[Opening Source material section]

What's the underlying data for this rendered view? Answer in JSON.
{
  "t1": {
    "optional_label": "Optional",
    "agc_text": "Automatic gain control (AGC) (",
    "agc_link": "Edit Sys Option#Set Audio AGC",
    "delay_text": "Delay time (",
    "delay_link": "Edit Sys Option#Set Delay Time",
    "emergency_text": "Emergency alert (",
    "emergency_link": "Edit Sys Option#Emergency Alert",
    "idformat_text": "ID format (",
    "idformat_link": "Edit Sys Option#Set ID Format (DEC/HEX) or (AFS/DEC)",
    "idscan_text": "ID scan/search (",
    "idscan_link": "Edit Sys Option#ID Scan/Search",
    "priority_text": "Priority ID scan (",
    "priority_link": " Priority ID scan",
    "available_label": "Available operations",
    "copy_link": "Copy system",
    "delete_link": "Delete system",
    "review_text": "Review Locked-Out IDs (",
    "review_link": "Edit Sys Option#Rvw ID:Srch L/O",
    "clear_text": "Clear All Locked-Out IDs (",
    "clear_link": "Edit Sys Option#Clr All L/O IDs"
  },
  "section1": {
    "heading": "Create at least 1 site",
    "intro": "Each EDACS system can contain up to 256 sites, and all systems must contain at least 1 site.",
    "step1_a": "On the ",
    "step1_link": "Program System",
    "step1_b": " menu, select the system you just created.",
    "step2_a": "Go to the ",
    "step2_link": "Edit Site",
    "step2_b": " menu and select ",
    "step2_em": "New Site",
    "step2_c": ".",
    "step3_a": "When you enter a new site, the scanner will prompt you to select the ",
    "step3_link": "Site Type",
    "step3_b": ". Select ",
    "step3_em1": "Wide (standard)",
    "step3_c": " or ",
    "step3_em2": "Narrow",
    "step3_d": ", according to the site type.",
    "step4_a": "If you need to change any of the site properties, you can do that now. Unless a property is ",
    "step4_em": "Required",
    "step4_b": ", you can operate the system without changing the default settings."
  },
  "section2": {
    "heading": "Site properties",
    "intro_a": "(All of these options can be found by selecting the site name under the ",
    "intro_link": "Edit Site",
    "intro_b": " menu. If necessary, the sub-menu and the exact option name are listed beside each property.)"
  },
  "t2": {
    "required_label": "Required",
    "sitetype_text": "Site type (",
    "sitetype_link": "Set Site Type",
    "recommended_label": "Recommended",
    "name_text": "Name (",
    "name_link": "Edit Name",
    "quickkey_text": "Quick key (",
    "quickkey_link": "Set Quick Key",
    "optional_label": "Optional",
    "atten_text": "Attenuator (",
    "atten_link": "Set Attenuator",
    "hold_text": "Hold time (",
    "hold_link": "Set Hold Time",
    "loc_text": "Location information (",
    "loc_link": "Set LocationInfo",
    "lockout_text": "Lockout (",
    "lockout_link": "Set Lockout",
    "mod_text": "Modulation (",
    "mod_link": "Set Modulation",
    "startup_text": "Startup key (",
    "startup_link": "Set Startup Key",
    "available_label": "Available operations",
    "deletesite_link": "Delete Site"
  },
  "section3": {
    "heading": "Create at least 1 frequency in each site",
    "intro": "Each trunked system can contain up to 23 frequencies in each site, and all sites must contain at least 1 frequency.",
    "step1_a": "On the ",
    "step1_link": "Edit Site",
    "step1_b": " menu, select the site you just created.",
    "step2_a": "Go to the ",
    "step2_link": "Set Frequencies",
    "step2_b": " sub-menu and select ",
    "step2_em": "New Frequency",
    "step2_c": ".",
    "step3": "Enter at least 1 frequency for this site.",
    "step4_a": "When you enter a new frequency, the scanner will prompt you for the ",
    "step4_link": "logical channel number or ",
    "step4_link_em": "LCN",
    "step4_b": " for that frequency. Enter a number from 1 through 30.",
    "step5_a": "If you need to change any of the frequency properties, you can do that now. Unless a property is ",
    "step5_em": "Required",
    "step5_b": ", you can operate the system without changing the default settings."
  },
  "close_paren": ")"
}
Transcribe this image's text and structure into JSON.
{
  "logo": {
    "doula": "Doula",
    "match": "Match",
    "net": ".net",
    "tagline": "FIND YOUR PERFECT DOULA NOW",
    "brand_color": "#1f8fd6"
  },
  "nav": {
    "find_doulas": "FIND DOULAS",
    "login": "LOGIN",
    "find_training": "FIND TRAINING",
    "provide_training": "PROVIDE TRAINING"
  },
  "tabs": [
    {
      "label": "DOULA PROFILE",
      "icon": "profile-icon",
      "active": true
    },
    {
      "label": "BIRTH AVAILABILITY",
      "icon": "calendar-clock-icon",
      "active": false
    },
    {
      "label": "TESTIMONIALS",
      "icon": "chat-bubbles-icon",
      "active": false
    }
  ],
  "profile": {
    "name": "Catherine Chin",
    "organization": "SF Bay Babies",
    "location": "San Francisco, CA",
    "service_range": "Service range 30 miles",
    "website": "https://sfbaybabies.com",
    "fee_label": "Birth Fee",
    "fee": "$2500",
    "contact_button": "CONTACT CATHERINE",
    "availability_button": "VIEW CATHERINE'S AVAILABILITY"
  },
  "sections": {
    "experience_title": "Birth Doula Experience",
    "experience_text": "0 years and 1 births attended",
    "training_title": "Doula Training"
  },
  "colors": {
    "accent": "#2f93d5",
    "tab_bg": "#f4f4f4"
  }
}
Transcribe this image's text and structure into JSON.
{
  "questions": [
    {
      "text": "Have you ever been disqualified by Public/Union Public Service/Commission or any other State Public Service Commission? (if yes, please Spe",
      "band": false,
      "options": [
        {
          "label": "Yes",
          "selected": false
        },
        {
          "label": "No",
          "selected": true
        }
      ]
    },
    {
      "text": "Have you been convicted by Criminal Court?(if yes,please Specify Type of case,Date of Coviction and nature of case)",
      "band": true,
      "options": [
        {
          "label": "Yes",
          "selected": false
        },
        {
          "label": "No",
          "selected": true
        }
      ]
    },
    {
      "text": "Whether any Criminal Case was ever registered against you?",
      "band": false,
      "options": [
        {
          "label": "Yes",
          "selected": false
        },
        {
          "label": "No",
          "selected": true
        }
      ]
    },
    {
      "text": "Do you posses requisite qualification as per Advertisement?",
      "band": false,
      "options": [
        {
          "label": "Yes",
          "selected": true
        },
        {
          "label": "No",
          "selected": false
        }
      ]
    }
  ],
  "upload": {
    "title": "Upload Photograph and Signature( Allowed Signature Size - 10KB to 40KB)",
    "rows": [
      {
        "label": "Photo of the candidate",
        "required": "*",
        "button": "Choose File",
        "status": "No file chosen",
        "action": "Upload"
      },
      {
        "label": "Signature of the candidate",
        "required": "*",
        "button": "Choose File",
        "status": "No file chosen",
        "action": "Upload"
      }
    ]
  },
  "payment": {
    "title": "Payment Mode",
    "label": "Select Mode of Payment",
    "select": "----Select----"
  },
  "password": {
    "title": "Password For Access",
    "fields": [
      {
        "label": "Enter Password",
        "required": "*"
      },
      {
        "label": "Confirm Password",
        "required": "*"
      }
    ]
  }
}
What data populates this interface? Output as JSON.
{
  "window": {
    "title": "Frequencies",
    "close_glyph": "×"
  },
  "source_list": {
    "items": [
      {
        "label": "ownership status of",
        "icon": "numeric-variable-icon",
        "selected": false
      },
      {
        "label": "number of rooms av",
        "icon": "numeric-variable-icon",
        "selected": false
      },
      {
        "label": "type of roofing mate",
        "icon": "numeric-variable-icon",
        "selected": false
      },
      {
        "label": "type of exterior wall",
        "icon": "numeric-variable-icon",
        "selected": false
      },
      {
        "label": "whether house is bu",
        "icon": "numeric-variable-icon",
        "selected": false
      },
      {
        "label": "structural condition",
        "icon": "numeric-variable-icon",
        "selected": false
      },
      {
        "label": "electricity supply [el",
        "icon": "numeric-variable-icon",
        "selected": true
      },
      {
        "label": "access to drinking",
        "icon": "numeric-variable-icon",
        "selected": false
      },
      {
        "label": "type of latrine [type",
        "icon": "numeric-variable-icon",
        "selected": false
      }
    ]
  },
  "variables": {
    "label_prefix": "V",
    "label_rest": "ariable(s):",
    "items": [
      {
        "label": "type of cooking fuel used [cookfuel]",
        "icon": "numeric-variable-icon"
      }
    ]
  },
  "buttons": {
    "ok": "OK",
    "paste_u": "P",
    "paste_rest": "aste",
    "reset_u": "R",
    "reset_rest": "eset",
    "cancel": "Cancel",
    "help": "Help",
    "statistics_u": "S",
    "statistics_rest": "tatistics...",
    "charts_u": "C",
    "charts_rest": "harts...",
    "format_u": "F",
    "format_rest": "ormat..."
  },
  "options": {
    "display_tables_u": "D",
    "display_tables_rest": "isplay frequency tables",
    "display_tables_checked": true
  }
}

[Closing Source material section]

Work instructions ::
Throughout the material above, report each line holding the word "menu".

Solution ::
    "step1_b": " menu, select the system you just created.",
    "step2_b": " menu and select ",
    "intro_b": " menu. If necessary, the sub-menu and the exact option name are listed beside each property.)"
    "step1_b": " menu, select the site you just created.",
    "step2_b": " sub-menu and select ",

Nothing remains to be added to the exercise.